Much has been said, and many charts shown demonstrating how collapsing oil prices equate with a recessionary (and, according to at least one Dallas Fed respondent, "depressionary") hit for the US energy space and manufacturing sector first, and subsequently, contagion for US banks various other investors in the US shale space, and ultimately the broader economy.
Perhaps too much.
So in an attempt to simply some of the confusion, here are just four charts which, in our opinion, are among the scariest for energy investors.
First, plunging oil prices mean sliding revenues, resulting in collapsing cash flows and soaring leverage ratios...
... Ratios which will likely deteriorate substantially if one takes the price of oil as a leading indicator where EBITDA will be 8 months from now:
Should the deterioration continue it will suggest even further widening of junk spreads, which will mean a spike in default ratios, which will result in substantial impairment charges for underreserved banks and a hit to both profitability and capital ratios.
This feedback loop can be short-circuited: all that would take is for the soaring trade weighted dollar - the key driver of plunging oil prices - to tumble.
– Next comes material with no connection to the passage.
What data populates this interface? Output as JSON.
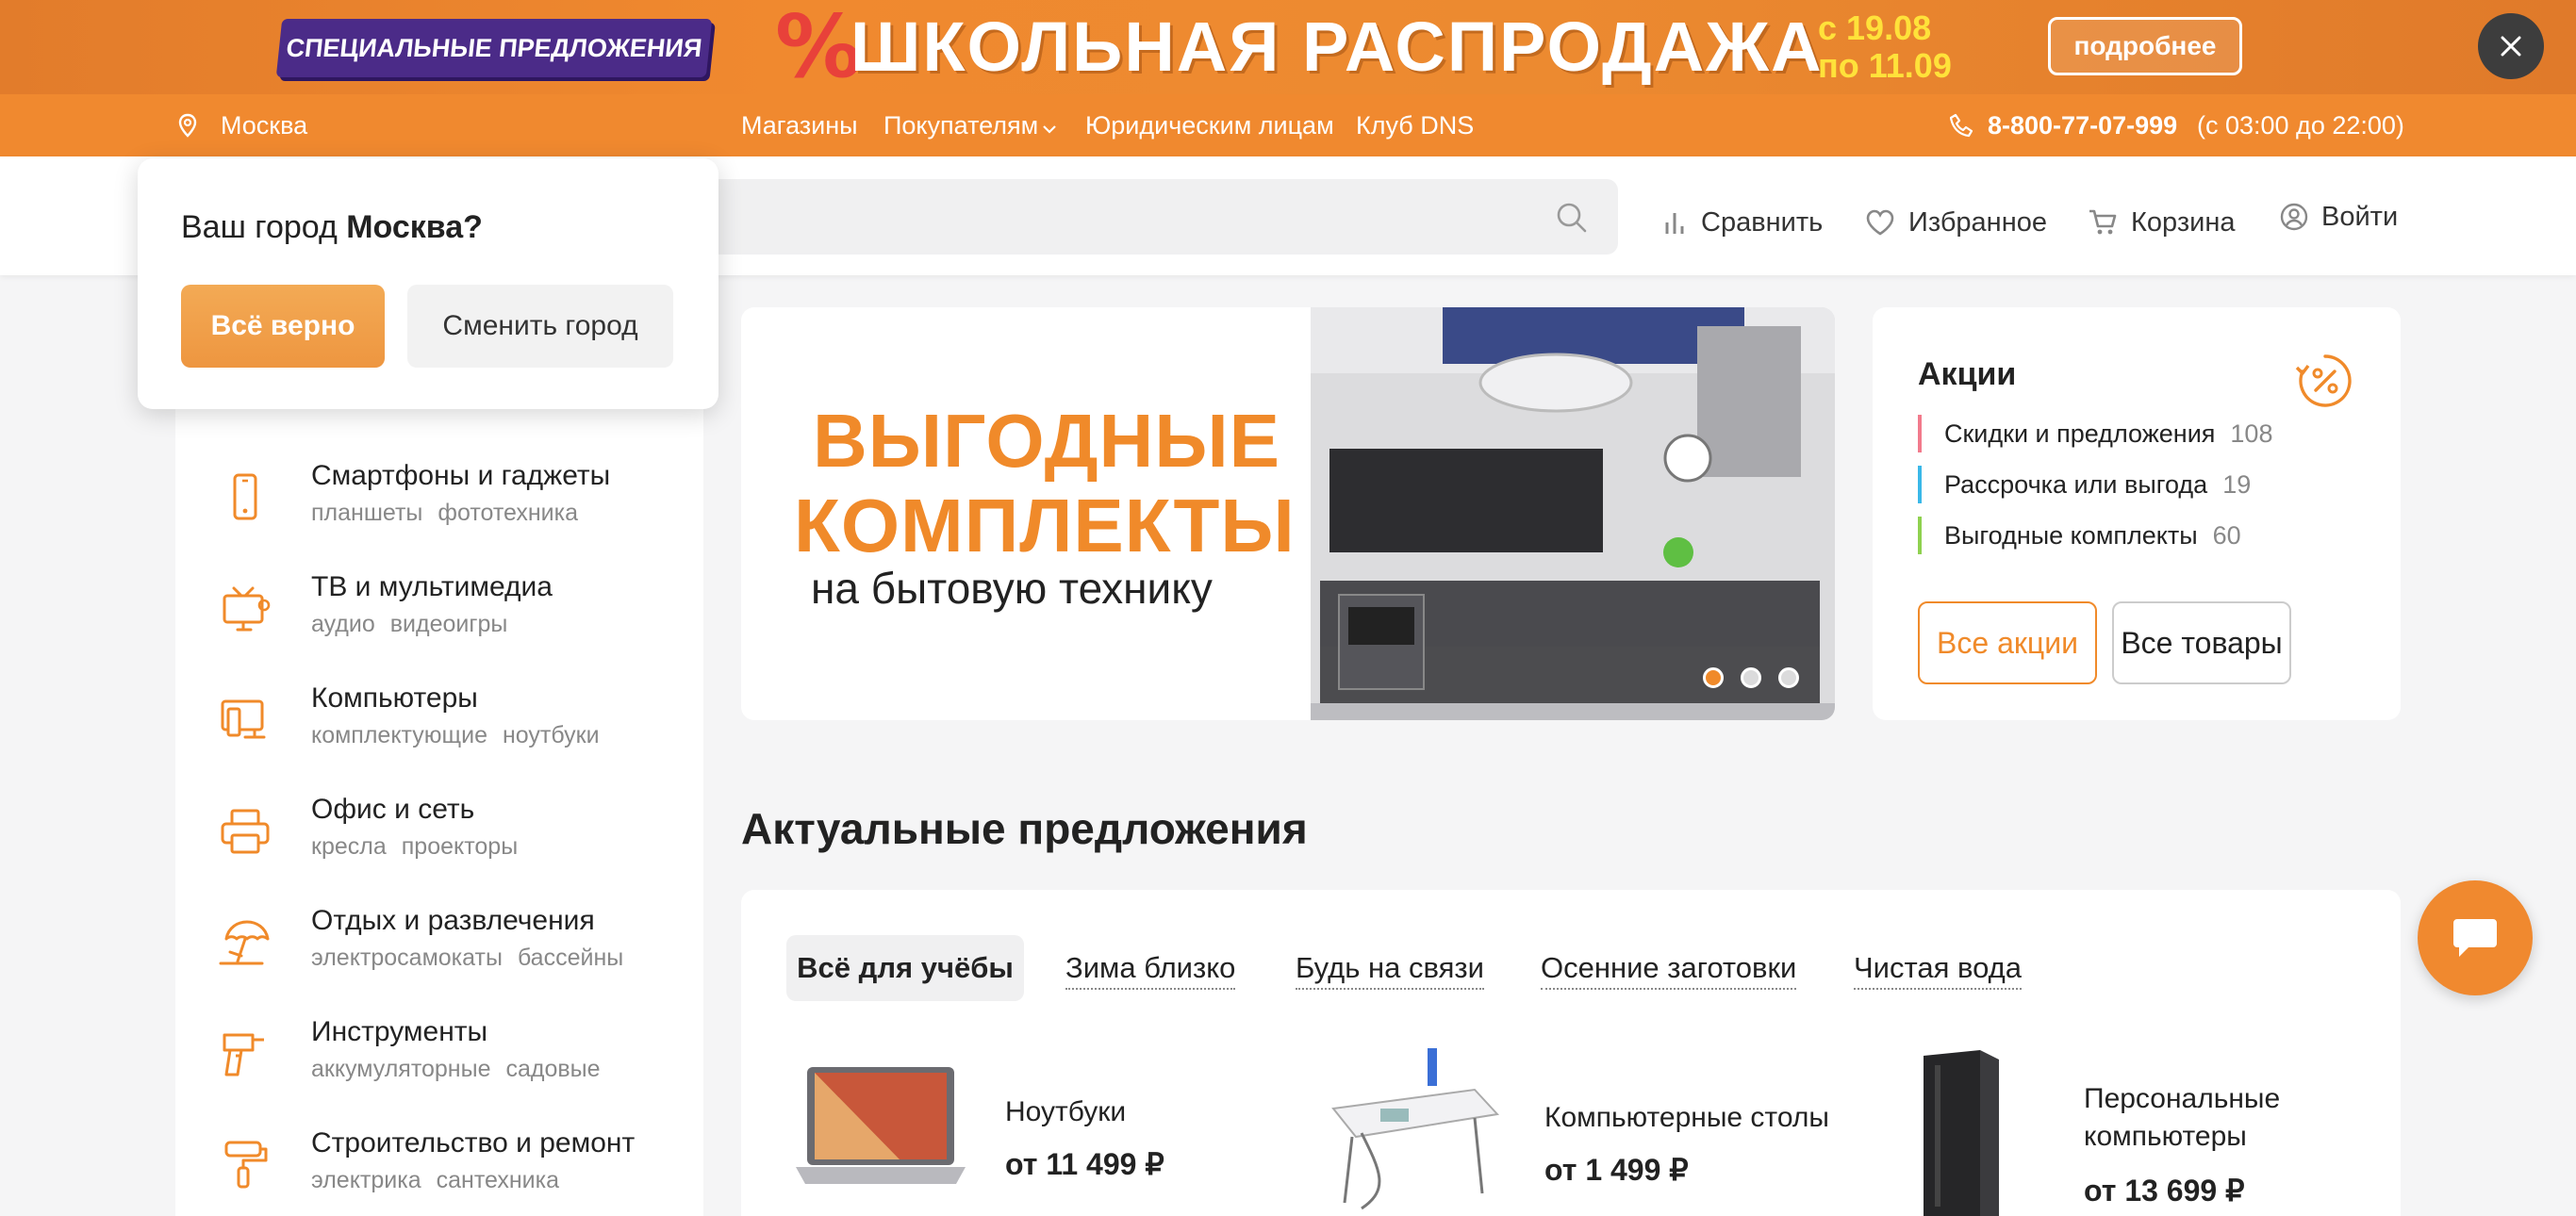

However, for that to happen, Yellen will have to not only relent, but admit full blown defeat and undo the past year and half of preparation for rate hikes because the "global economy is ready", which we now know it isn't and virtually everyone has admitted the Fed made a mistake.
Summarizing all of the above: the vicious spiral of low oil prices, collapsing profits, impairment provisions, and economic contraction will continue until the Fed finds a way to weaken the Dollar... something it is now unable to do without losing all credibility.
In short, the Fed remains trapped and with every passing day it does not "fix" its policy error, these charts will only get scarier.